Farmers were preparing for a late harvest rally today (Friday, 27 August) after dry weather was forecast for most of the UK next week.
Many parts of the country, especially the south, have been recently blighted by rain, which has hampered work and increased concerns about crop quality and diseases.
But Met Office forecaster John Hammond said most farmers could expect “a week to 10 days” of dry weather.
“Over the weekend, scattered showers are likely in some northern and eastern areas, but elsewhere it will be dry,” he said.
“High pressure will drift across the UK next week, bringing cooler nights and drier days. It’s an improving picture.”
Shropshire and West Midlands
Harvest was going slow in Shropshire and the West Midlands, with 35% of the wheat cut so far, said Julian Walker at Shropshire Grain.
“Hardly anything has been done this week, but the forecast is good for the next 10 days so we’re hopeful harvest will be wrapped up by then,” he said.
Mr Walker was hopeful that quality would be good, although yields were still unknown.
Philip Darke, managing director of Camgrain, said on Friday that around 30% of farmers had finished harvesting.
Winter barley, spring barley, oilseed rape and Group 1 and 2 wheat crops were “effectively finished and in storage”.
Milling wheat quality has been good because farmers have been allowed to cut wheat at 20-25% moisture for a £7/t drying charge, he added.
However, Group 3 and 4 wheats that were still standing in fields were sprouting.
“We have still got a sizeable tonnage out there that is not going to have a hagberg,” said Mr Darke.
“Hagbergs were around 150 on Solstice on Wednesday (25th August) and it has been raining ever since.
“One farmer in Bar Hill, Cambridge, has Viscount and that has got sprouts all over it. It’s a nightmare.”
Independent AICC agronomist Dan Dines, who advises 25 growers in Dorset and Wiltshire, said some farms have nearly finished harvesting.
“The bigger units still have around 40-50% of their wheat to cut. It varies from farm to farm.”
Combine size, crop-drying and the moisture levels at which growers are prepared to cut are influencing the amount of work completed, he suggested.

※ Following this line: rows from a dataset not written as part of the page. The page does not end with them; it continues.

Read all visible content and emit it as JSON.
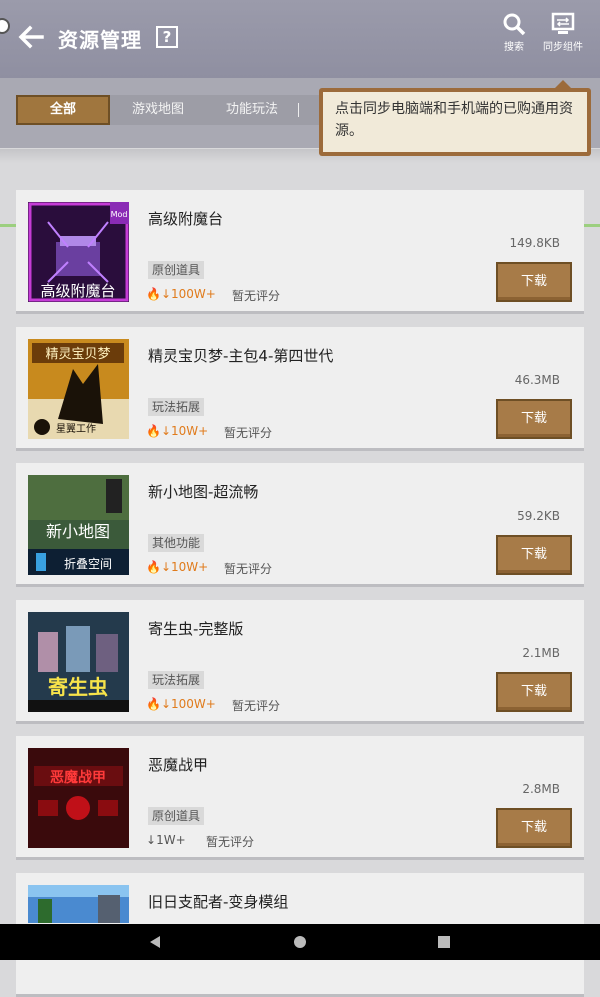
{
  "header": {
    "title": "资源管理",
    "help_label": "?",
    "search_label": "搜索",
    "sync_label": "同步组件"
  },
  "tabs": [
    {
      "label": "全部",
      "active": true
    },
    {
      "label": "游戏地图",
      "active": false
    },
    {
      "label": "功能玩法",
      "active": false
    }
  ],
  "tooltip": {
    "text": "点击同步电脑端和手机端的已购通用资源。"
  },
  "colors": {
    "accent": "#a77b48",
    "download_hot": "#e07b1c",
    "header": "#9b9bab"
  },
  "items": [
    {
      "title": "高级附魔台",
      "size": "149.8KB",
      "tag": "原创道具",
      "downloads": "100W+",
      "hot": true,
      "rating": "暂无评分",
      "button": "下载",
      "thumb_text": "高级附魔台",
      "thumb_badge": "Mod"
    },
    {
      "title": "精灵宝贝梦-主包4-第四世代",
      "size": "46.3MB",
      "tag": "玩法拓展",
      "downloads": "10W+",
      "hot": true,
      "rating": "暂无评分",
      "button": "下载",
      "thumb_text": "精灵宝贝梦",
      "thumb_badge": "星翼工作"
    },
    {
      "title": "新小地图-超流畅",
      "size": "59.2KB",
      "tag": "其他功能",
      "downloads": "10W+",
      "hot": true,
      "rating": "暂无评分",
      "button": "下载",
      "thumb_text": "新小地图",
      "thumb_badge": "折叠空间"
    },
    {
      "title": "寄生虫-完整版",
      "size": "2.1MB",
      "tag": "玩法拓展",
      "downloads": "100W+",
      "hot": true,
      "rating": "暂无评分",
      "button": "下载",
      "thumb_text": "寄生虫",
      "thumb_badge": ""
    },
    {
      "title": "恶魔战甲",
      "size": "2.8MB",
      "tag": "原创道具",
      "downloads": "1W+",
      "hot": false,
      "rating": "暂无评分",
      "button": "下载",
      "thumb_text": "恶魔战甲",
      "thumb_badge": ""
    },
    {
      "title": "旧日支配者-变身模组",
      "size": "",
      "tag": "",
      "downloads": "",
      "hot": false,
      "rating": "",
      "button": "",
      "thumb_text": "",
      "thumb_badge": ""
    }
  ]
}
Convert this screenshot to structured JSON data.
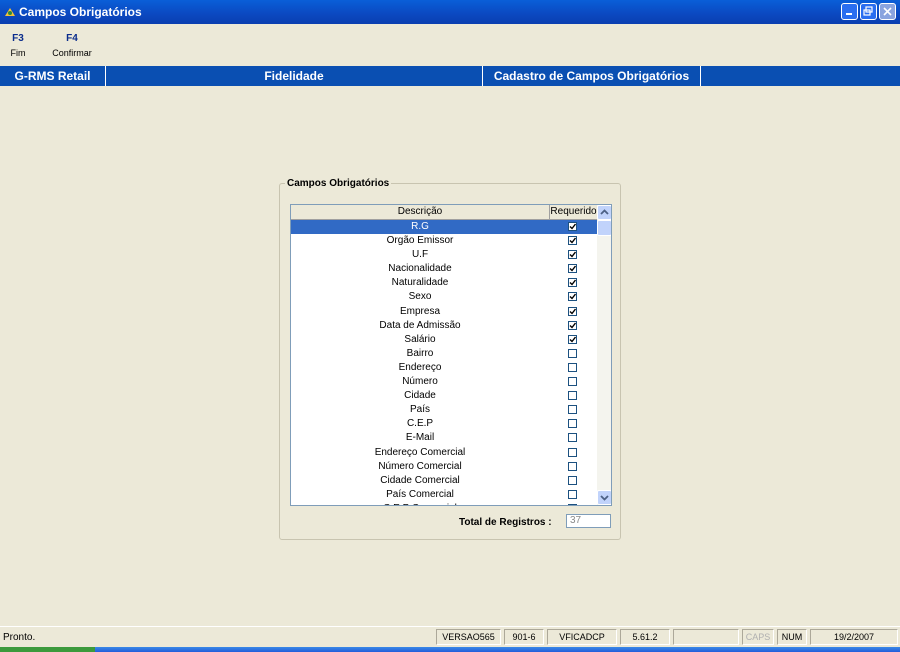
{
  "window": {
    "title": "Campos Obrigatórios",
    "icon": "app-icon"
  },
  "toolbar": {
    "items": [
      {
        "key": "F3",
        "label": "Fim"
      },
      {
        "key": "F4",
        "label": "Confirmar"
      }
    ]
  },
  "navbar": {
    "items": [
      {
        "label": "G-RMS Retail"
      },
      {
        "label": "Fidelidade"
      },
      {
        "label": "Cadastro de Campos Obrigatórios"
      }
    ]
  },
  "groupbox": {
    "title": "Campos Obrigatórios"
  },
  "grid": {
    "columns": [
      "Descrição",
      "Requerido"
    ],
    "rows": [
      {
        "desc": "R.G",
        "checked": true,
        "selected": true
      },
      {
        "desc": "Orgão Emissor",
        "checked": true
      },
      {
        "desc": "U.F",
        "checked": true
      },
      {
        "desc": "Nacionalidade",
        "checked": true
      },
      {
        "desc": "Naturalidade",
        "checked": true
      },
      {
        "desc": "Sexo",
        "checked": true
      },
      {
        "desc": "Empresa",
        "checked": true
      },
      {
        "desc": "Data de Admissão",
        "checked": true
      },
      {
        "desc": "Salário",
        "checked": true
      },
      {
        "desc": "Bairro",
        "checked": false
      },
      {
        "desc": "Endereço",
        "checked": false
      },
      {
        "desc": "Número",
        "checked": false
      },
      {
        "desc": "Cidade",
        "checked": false
      },
      {
        "desc": "País",
        "checked": false
      },
      {
        "desc": "C.E.P",
        "checked": false
      },
      {
        "desc": "E-Mail",
        "checked": false
      },
      {
        "desc": "Endereço Comercial",
        "checked": false
      },
      {
        "desc": "Número Comercial",
        "checked": false
      },
      {
        "desc": "Cidade Comercial",
        "checked": false
      },
      {
        "desc": "País Comercial",
        "checked": false
      },
      {
        "desc": "C.E.P Comercial",
        "checked": false
      }
    ]
  },
  "total": {
    "label": "Total de Registros :",
    "value": "37"
  },
  "status": {
    "left": "Pronto.",
    "panels": [
      {
        "text": "VERSAO565"
      },
      {
        "text": "901-6"
      },
      {
        "text": "VFICADCP"
      },
      {
        "text": "5.61.2"
      },
      {
        "text": ""
      },
      {
        "text": "CAPS",
        "dim": true
      },
      {
        "text": "NUM"
      },
      {
        "text": "19/2/2007"
      }
    ]
  },
  "colors": {
    "titlebar": "#0a5fd8",
    "navbar": "#0a4fb2",
    "selection": "#316ac5",
    "background": "#ece9d8"
  }
}
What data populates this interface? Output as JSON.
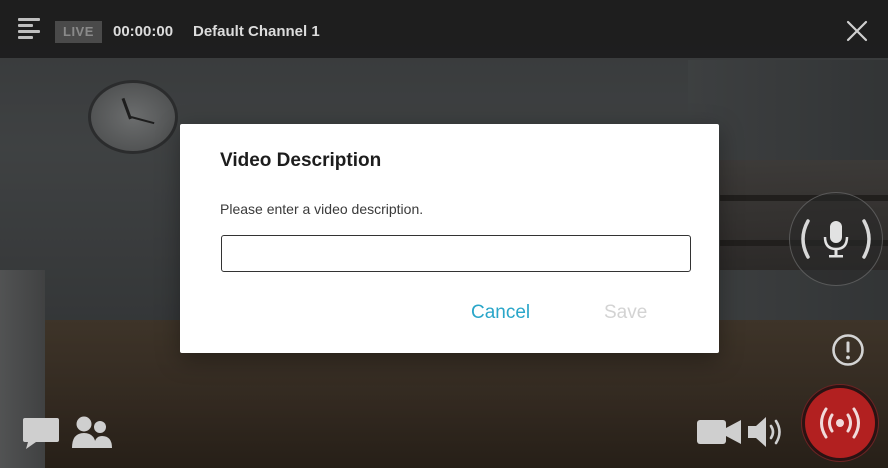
{
  "topbar": {
    "live_label": "LIVE",
    "timer": "00:00:00",
    "channel_name": "Default Channel 1"
  },
  "dialog": {
    "title": "Video Description",
    "message": "Please enter a video description.",
    "input_value": "",
    "cancel_label": "Cancel",
    "save_label": "Save"
  },
  "icons": {
    "menu": "menu-icon",
    "close": "close-icon",
    "mic": "microphone-icon",
    "alert": "alert-icon",
    "record": "broadcast-icon",
    "camera": "video-camera-icon",
    "speaker": "speaker-icon",
    "chat": "chat-icon",
    "users": "users-icon"
  },
  "colors": {
    "accent": "#2aa6c9",
    "record": "#b22020",
    "disabled": "#d3d3d3"
  }
}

“The moisture levels they are cutting at have gradually increased as time has gone by,” he added. “We haven’t had a full day’s combining here for almost a fortnight.”
Sprouting has begun in places and he predicted it will soon be widespread if damp conditions remain.
However, in the North West, Northern Ireland and Scotland, harvest appeared to be progressing well.
North-west independent agronomist Paul Sweeney said on Friday around 70% of wheat had been cut.
“Yields are extremely variable. Light land has suffered, but heavy land has held up remarkably well and some farmers have had exceptionally high yields.”
No significant disease concerns have been reported, he added.
Harvest was on target at Meurig Raymond’s Trenewydd Fawr, in Haverfordwest, Dyfed, at about 60% complete.
“We have not had a lot of rain over the last few days, but with dry weather forecast for next week, we are revving up to go,” said Mr Raymond.
So far, spring barley yields were down to 7.5t/ha from 7.7t/ha last year, while first wheat yields are also down to 10t/ha from 10.8t/ha.
However, the quality of milling wheats was good. “If the weather settles, I’m hoping we can harvest some good quality with what’s left,” he added.
Andrew Gilchrist, managing director of Scottish Agronomy, said harvest was stop-start due to showery weather.
By Friday, around 5-10% of wheat – with yields “holding up quite well” – and 15-20% of spring barley had been harvested in Scotland, he said.
“Spring barley quality is good, although in southern Scotland grain nitrogen tends to be low on crops, especially around Fife,” he added.
Clive Coffey, managing director of Clarendon Agricare, based in Portadown, Co Amagh, said up to 25% of spring barley and wheat had been cut by Friday.
“Yields are variable, wheats are good, but spring barley is fairly disappointing,” he said.
“Disease has come in of late, maybe more on barleys. Rhynchosporium has probably done some harm to yields.”